*** Opening Data provided ***

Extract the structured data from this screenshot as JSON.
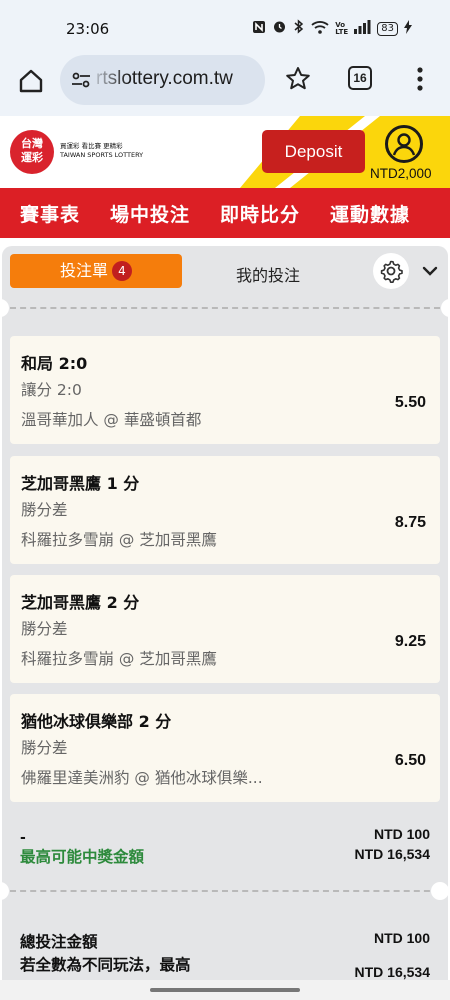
{
  "status_bar": {
    "time": "23:06",
    "icons": [
      "nfc-icon",
      "alarm-icon",
      "bluetooth-icon",
      "wifi-icon",
      "volte-icon",
      "signal-icon"
    ],
    "volte_text": "Vo LTE",
    "battery": "83"
  },
  "browser": {
    "url": "rtslottery.com.tw",
    "tab_count": "16"
  },
  "site_header": {
    "logo_text": "台灣運彩",
    "logo_tagline": "買運彩 看比賽 更精彩",
    "logo_english": "TAIWAN SPORTS LOTTERY",
    "deposit_label": "Deposit",
    "balance": "NTD2,000",
    "colors": {
      "red": "#c7201e",
      "yellow": "#fbd60c"
    }
  },
  "nav": {
    "items": [
      "賽事表",
      "場中投注",
      "即時比分",
      "運動數據"
    ]
  },
  "betslip": {
    "tab_label": "投注單",
    "count": "4",
    "my_bets_label": "我的投注",
    "accent_color": "#f57d0c",
    "bets": [
      {
        "selection": "和局 2:0",
        "market": "讓分 2:0",
        "match": "溫哥華加人 @ 華盛頓首都",
        "odds": "5.50"
      },
      {
        "selection": "芝加哥黑鷹 1 分",
        "market": "勝分差",
        "match": "科羅拉多雪崩 @ 芝加哥黑鷹",
        "odds": "8.75"
      },
      {
        "selection": "芝加哥黑鷹 2 分",
        "market": "勝分差",
        "match": "科羅拉多雪崩 @ 芝加哥黑鷹",
        "odds": "9.25"
      },
      {
        "selection": "猶他冰球俱樂部 2 分",
        "market": "勝分差",
        "match": "佛羅里達美洲豹 @ 猶他冰球俱樂...",
        "odds": "6.50"
      }
    ],
    "summary": {
      "dash": "-",
      "max_payout_label": "最高可能中獎金額",
      "stake": "NTD 100",
      "max_payout": "NTD 16,534"
    },
    "total": {
      "label": "總投注金額",
      "note": "若全數為不同玩法，最高",
      "stake": "NTD 100",
      "payout": "NTD 16,534"
    }
  }
}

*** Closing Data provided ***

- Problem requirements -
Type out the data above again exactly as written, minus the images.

- Task result -
Extract the structured data from this screenshot as JSON.
{
  "status_bar": {
    "time": "23:06",
    "icons": [
      "nfc-icon",
      "alarm-icon",
      "bluetooth-icon",
      "wifi-icon",
      "volte-icon",
      "signal-icon"
    ],
    "volte_text": "Vo LTE",
    "battery": "83"
  },
  "browser": {
    "url": "rtslottery.com.tw",
    "tab_count": "16"
  },
  "site_header": {
    "logo_text": "台灣運彩",
    "logo_tagline": "買運彩 看比賽 更精彩",
    "logo_english": "TAIWAN SPORTS LOTTERY",
    "deposit_label": "Deposit",
    "balance": "NTD2,000",
    "colors": {
      "red": "#c7201e",
      "yellow": "#fbd60c"
    }
  },
  "nav": {
    "items": [
      "賽事表",
      "場中投注",
      "即時比分",
      "運動數據"
    ]
  },
  "betslip": {
    "tab_label": "投注單",
    "count": "4",
    "my_bets_label": "我的投注",
    "accent_color": "#f57d0c",
    "bets": [
      {
        "selection": "和局 2:0",
        "market": "讓分 2:0",
        "match": "溫哥華加人 @ 華盛頓首都",
        "odds": "5.50"
      },
      {
        "selection": "芝加哥黑鷹 1 分",
        "market": "勝分差",
        "match": "科羅拉多雪崩 @ 芝加哥黑鷹",
        "odds": "8.75"
      },
      {
        "selection": "芝加哥黑鷹 2 分",
        "market": "勝分差",
        "match": "科羅拉多雪崩 @ 芝加哥黑鷹",
        "odds": "9.25"
      },
      {
        "selection": "猶他冰球俱樂部 2 分",
        "market": "勝分差",
        "match": "佛羅里達美洲豹 @ 猶他冰球俱樂...",
        "odds": "6.50"
      }
    ],
    "summary": {
      "dash": "-",
      "max_payout_label": "最高可能中獎金額",
      "stake": "NTD 100",
      "max_payout": "NTD 16,534"
    },
    "total": {
      "label": "總投注金額",
      "note": "若全數為不同玩法，最高",
      "stake": "NTD 100",
      "payout": "NTD 16,534"
    }
  }
}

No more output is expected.